> **How to complete this task**
Retype the data that follows with no alterations, please.

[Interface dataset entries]
::::

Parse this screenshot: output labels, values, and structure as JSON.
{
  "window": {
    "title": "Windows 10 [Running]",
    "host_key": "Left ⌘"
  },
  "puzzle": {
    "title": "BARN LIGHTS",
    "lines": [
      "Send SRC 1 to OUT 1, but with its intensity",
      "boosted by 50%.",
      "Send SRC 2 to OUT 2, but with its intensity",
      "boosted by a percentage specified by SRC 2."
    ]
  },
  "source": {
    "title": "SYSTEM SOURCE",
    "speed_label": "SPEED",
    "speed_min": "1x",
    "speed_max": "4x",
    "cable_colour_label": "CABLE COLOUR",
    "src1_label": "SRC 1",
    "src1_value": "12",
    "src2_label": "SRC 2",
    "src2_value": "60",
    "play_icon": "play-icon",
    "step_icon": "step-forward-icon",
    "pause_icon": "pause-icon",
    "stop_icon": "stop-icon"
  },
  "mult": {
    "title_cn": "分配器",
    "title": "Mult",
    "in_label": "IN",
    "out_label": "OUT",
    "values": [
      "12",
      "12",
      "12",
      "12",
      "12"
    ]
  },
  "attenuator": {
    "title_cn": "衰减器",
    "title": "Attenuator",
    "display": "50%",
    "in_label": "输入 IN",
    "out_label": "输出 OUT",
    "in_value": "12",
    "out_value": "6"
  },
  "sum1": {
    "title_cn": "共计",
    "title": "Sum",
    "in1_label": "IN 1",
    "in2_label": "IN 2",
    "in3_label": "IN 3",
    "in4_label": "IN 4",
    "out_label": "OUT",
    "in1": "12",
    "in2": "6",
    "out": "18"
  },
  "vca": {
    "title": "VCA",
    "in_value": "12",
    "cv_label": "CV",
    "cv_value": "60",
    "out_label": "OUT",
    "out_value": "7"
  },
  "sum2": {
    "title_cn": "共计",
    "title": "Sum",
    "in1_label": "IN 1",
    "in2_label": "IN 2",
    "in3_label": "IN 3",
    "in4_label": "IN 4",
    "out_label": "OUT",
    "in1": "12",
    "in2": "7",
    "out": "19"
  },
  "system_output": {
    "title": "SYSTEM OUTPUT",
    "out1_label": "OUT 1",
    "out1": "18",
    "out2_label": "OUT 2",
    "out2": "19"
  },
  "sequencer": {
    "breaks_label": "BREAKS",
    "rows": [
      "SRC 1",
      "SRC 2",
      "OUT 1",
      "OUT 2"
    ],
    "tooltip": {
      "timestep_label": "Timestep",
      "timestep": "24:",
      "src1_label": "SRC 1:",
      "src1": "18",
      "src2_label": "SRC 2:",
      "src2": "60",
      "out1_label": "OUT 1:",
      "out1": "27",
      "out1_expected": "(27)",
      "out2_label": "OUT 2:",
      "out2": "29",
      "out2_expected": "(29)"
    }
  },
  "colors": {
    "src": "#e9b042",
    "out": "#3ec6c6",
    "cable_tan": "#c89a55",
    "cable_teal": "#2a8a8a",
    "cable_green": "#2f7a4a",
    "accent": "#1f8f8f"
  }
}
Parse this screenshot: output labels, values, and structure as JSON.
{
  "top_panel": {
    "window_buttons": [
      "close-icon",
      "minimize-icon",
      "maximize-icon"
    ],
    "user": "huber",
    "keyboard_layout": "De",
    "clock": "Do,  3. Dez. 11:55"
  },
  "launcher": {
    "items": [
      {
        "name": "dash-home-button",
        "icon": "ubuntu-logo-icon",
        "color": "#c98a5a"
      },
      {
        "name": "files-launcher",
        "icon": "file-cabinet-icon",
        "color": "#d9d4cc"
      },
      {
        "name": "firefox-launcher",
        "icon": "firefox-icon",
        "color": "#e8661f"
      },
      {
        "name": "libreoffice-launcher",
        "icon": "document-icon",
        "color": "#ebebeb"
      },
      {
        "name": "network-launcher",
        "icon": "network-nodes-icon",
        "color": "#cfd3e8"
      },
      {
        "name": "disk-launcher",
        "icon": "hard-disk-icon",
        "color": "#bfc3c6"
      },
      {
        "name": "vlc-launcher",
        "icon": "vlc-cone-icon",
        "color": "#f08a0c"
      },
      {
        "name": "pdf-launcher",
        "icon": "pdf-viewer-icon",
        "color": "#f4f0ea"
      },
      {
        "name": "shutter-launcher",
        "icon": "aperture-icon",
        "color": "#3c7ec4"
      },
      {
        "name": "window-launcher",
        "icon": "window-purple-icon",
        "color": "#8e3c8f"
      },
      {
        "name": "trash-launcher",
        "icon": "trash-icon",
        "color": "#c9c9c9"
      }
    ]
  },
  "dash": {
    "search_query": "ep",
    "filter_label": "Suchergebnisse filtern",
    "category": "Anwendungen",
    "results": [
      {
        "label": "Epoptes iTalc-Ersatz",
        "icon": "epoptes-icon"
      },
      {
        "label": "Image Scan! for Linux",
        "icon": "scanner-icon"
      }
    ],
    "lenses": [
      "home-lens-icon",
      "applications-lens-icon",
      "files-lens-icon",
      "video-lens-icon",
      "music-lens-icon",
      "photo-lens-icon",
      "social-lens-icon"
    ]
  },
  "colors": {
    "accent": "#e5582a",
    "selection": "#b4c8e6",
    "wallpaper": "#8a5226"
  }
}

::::

> **Finished task**
Parse this screenshot: output labels, values, and structure as JSON.
{
  "window": {
    "title": "Windows 10 [Running]",
    "host_key": "Left ⌘"
  },
  "puzzle": {
    "title": "BARN LIGHTS",
    "lines": [
      "Send SRC 1 to OUT 1, but with its intensity",
      "boosted by 50%.",
      "Send SRC 2 to OUT 2, but with its intensity",
      "boosted by a percentage specified by SRC 2."
    ]
  },
  "source": {
    "title": "SYSTEM SOURCE",
    "speed_label": "SPEED",
    "speed_min": "1x",
    "speed_max": "4x",
    "cable_colour_label": "CABLE COLOUR",
    "src1_label": "SRC 1",
    "src1_value": "12",
    "src2_label": "SRC 2",
    "src2_value": "60",
    "play_icon": "play-icon",
    "step_icon": "step-forward-icon",
    "pause_icon": "pause-icon",
    "stop_icon": "stop-icon"
  },
  "mult": {
    "title_cn": "分配器",
    "title": "Mult",
    "in_label": "IN",
    "out_label": "OUT",
    "values": [
      "12",
      "12",
      "12",
      "12",
      "12"
    ]
  },
  "attenuator": {
    "title_cn": "衰减器",
    "title": "Attenuator",
    "display": "50%",
    "in_label": "输入 IN",
    "out_label": "输出 OUT",
    "in_value": "12",
    "out_value": "6"
  },
  "sum1": {
    "title_cn": "共计",
    "title": "Sum",
    "in1_label": "IN 1",
    "in2_label": "IN 2",
    "in3_label": "IN 3",
    "in4_label": "IN 4",
    "out_label": "OUT",
    "in1": "12",
    "in2": "6",
    "out": "18"
  },
  "vca": {
    "title": "VCA",
    "in_value": "12",
    "cv_label": "CV",
    "cv_value": "60",
    "out_label": "OUT",
    "out_value": "7"
  },
  "sum2": {
    "title_cn": "共计",
    "title": "Sum",
    "in1_label": "IN 1",
    "in2_label": "IN 2",
    "in3_label": "IN 3",
    "in4_label": "IN 4",
    "out_label": "OUT",
    "in1": "12",
    "in2": "7",
    "out": "19"
  },
  "system_output": {
    "title": "SYSTEM OUTPUT",
    "out1_label": "OUT 1",
    "out1": "18",
    "out2_label": "OUT 2",
    "out2": "19"
  },
  "sequencer": {
    "breaks_label": "BREAKS",
    "rows": [
      "SRC 1",
      "SRC 2",
      "OUT 1",
      "OUT 2"
    ],
    "tooltip": {
      "timestep_label": "Timestep",
      "timestep": "24:",
      "src1_label": "SRC 1:",
      "src1": "18",
      "src2_label": "SRC 2:",
      "src2": "60",
      "out1_label": "OUT 1:",
      "out1": "27",
      "out1_expected": "(27)",
      "out2_label": "OUT 2:",
      "out2": "29",
      "out2_expected": "(29)"
    }
  },
  "colors": {
    "src": "#e9b042",
    "out": "#3ec6c6",
    "cable_tan": "#c89a55",
    "cable_teal": "#2a8a8a",
    "cable_green": "#2f7a4a",
    "accent": "#1f8f8f"
  }
}
Parse this screenshot: output labels, values, and structure as JSON.
{
  "top_panel": {
    "window_buttons": [
      "close-icon",
      "minimize-icon",
      "maximize-icon"
    ],
    "user": "huber",
    "keyboard_layout": "De",
    "clock": "Do,  3. Dez. 11:55"
  },
  "launcher": {
    "items": [
      {
        "name": "dash-home-button",
        "icon": "ubuntu-logo-icon",
        "color": "#c98a5a"
      },
      {
        "name": "files-launcher",
        "icon": "file-cabinet-icon",
        "color": "#d9d4cc"
      },
      {
        "name": "firefox-launcher",
        "icon": "firefox-icon",
        "color": "#e8661f"
      },
      {
        "name": "libreoffice-launcher",
        "icon": "document-icon",
        "color": "#ebebeb"
      },
      {
        "name": "network-launcher",
        "icon": "network-nodes-icon",
        "color": "#cfd3e8"
      },
      {
        "name": "disk-launcher",
        "icon": "hard-disk-icon",
        "color": "#bfc3c6"
      },
      {
        "name": "vlc-launcher",
        "icon": "vlc-cone-icon",
        "color": "#f08a0c"
      },
      {
        "name": "pdf-launcher",
        "icon": "pdf-viewer-icon",
        "color": "#f4f0ea"
      },
      {
        "name": "shutter-launcher",
        "icon": "aperture-icon",
        "color": "#3c7ec4"
      },
      {
        "name": "window-launcher",
        "icon": "window-purple-icon",
        "color": "#8e3c8f"
      },
      {
        "name": "trash-launcher",
        "icon": "trash-icon",
        "color": "#c9c9c9"
      }
    ]
  },
  "dash": {
    "search_query": "ep",
    "filter_label": "Suchergebnisse filtern",
    "category": "Anwendungen",
    "results": [
      {
        "label": "Epoptes iTalc-Ersatz",
        "icon": "epoptes-icon"
      },
      {
        "label": "Image Scan! for Linux",
        "icon": "scanner-icon"
      }
    ],
    "lenses": [
      "home-lens-icon",
      "applications-lens-icon",
      "files-lens-icon",
      "video-lens-icon",
      "music-lens-icon",
      "photo-lens-icon",
      "social-lens-icon"
    ]
  },
  "colors": {
    "accent": "#e5582a",
    "selection": "#b4c8e6",
    "wallpaper": "#8a5226"
  }
}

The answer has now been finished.